Yemen is the poorest country in the Middle East, with 80% of its poor in rural areas. In spite of limited cultivable land, nearly two-thirds of Yemenis derive their livelihood from agriculture. An increasing proportion of land has been converted from food production to the growing of qat, and small farmers’ land holdings are getting smaller while the largest and wealthiest landowners’ holdings are increasing. Sixty-two percent of farms cover less than 2 hectares. In spite of a major role in agricultural production, women rarely have ownership rights to land and commonly relinquish inherited land rights to male family members.
Land disputes are relatively common in Yemen because there is no system for authenticating land deeds and land documents, either formal or customary, and no national cadastre. However, both urban and rural landowners have a reasonable degree of tenure security with rights enforceable under either civil law or customary and Islamic law, respectively. Access to water, which is tied to land rights, is a common cause of land disputes, particularly in areas of water scarcity. Land scarcity is resulting in appropriation and sale of communal land, in some cases by sheikhs in violation of their fiduciary responsibility. Yemen faces a crisis in terms of water supply and water quality, with one of the lowest per capita water availability rates in the world (only 150 cubic meters per year) and pervasive groundwater contamination. This situation has made waterborne diseases the major cause of the high infant mortality rate of 53 per thousand. Ninety percent of water withdrawal is for agriculture. Surface and groundwater resources are communal property, which has led to less than optimal use of this very scarce resource.
Forests constitute only 1% of Yemen’s total land area.

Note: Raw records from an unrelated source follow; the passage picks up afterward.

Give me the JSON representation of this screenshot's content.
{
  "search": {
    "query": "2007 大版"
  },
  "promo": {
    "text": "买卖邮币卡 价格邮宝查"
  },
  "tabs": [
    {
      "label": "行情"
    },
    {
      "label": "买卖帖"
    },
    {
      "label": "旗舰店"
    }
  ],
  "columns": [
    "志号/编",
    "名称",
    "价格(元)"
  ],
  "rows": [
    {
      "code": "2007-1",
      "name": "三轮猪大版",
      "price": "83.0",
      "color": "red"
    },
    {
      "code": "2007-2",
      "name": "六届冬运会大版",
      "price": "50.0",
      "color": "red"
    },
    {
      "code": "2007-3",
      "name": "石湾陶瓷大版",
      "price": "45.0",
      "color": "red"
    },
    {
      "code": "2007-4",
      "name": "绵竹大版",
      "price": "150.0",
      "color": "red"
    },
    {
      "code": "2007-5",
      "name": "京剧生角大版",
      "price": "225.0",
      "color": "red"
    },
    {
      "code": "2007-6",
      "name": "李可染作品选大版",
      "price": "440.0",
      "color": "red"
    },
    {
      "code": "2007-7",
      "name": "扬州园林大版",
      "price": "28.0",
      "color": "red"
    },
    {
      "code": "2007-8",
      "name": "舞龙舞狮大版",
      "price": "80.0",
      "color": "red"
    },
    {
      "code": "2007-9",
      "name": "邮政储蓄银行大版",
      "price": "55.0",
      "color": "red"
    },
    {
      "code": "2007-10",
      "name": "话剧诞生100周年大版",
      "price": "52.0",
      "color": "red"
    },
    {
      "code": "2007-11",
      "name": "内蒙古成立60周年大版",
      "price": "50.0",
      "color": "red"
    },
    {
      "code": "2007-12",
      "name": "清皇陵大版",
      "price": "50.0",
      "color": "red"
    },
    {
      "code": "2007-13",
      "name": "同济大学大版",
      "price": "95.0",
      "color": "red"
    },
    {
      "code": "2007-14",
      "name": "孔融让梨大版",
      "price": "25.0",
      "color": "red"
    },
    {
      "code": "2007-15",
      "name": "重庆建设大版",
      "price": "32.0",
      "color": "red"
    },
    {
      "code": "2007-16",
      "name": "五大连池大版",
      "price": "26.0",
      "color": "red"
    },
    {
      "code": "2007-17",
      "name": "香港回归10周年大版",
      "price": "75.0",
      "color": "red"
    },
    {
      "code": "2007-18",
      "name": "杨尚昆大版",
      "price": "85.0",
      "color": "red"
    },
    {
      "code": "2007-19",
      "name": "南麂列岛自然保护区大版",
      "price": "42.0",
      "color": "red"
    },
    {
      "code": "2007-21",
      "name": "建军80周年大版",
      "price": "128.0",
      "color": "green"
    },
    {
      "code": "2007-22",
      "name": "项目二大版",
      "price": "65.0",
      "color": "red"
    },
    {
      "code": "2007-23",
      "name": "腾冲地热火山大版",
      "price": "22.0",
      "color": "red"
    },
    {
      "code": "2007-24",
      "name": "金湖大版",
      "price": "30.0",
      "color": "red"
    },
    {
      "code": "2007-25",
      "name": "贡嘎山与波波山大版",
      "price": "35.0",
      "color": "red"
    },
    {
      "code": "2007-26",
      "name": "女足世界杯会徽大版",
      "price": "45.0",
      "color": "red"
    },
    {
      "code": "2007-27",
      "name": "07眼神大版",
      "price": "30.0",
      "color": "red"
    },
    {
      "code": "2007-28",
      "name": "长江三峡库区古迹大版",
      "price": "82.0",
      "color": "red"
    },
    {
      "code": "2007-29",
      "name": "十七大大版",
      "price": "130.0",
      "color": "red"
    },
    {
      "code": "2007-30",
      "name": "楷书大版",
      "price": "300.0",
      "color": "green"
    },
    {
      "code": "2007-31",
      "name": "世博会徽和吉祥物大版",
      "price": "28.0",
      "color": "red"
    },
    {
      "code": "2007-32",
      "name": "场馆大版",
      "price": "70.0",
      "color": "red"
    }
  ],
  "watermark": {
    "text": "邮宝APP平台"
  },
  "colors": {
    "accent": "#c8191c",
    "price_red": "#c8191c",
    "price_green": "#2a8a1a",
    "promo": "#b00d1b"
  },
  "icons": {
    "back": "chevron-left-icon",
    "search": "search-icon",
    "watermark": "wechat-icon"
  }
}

However, forests are a critical resource, providing 70% of the country’s energy needs and over half the fodder for livestock. In spite of forests’ economic significance, Yemen does not have a national forest policy or legislation governing forest land. The ownership status of most forest land in Yemen is ambiguous and disputes are frequent.

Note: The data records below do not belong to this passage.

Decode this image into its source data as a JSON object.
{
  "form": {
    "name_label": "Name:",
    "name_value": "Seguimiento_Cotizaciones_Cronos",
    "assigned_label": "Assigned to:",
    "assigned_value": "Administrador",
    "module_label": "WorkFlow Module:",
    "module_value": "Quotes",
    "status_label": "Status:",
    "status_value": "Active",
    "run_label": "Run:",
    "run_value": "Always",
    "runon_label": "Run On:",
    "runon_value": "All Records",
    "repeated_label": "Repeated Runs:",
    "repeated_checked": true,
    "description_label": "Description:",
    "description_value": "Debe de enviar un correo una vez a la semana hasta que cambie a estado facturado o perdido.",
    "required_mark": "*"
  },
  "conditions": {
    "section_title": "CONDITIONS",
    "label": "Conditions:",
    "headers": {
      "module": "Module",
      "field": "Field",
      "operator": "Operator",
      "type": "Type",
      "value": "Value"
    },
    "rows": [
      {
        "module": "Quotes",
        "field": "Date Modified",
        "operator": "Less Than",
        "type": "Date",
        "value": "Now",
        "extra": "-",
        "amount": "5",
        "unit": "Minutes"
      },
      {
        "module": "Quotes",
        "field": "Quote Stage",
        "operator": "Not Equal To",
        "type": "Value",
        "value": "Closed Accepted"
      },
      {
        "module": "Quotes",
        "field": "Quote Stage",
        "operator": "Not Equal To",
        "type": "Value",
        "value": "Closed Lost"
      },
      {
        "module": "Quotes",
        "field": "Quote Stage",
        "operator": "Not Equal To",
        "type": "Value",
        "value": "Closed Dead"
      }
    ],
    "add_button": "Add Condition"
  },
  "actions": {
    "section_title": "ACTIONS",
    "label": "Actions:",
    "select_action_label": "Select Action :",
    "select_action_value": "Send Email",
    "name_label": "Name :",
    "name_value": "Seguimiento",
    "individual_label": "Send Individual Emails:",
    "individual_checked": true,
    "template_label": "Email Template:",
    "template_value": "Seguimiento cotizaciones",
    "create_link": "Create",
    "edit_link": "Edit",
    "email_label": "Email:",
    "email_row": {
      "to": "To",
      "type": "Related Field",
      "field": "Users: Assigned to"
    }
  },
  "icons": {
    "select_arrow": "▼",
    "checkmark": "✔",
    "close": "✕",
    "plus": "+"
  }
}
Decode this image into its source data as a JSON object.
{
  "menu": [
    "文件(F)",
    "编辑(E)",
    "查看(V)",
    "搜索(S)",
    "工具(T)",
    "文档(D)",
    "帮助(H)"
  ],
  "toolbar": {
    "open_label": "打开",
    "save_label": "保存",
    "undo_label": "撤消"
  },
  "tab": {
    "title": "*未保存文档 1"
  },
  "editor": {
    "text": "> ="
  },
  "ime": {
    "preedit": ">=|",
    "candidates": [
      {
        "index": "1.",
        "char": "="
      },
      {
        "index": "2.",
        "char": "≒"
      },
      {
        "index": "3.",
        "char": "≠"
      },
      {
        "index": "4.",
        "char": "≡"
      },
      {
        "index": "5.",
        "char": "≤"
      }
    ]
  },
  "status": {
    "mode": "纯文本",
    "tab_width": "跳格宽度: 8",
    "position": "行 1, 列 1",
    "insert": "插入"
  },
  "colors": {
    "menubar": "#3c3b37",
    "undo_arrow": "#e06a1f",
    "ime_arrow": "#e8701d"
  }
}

One of the major current sources of Yemen’s national income, oil, is projected to become exhausted by 2012. Accordingly, Yemen can no longer rely on oil revenues and must instead continue to focus its development strategy on sustainable and productive use of its natural and human resource base.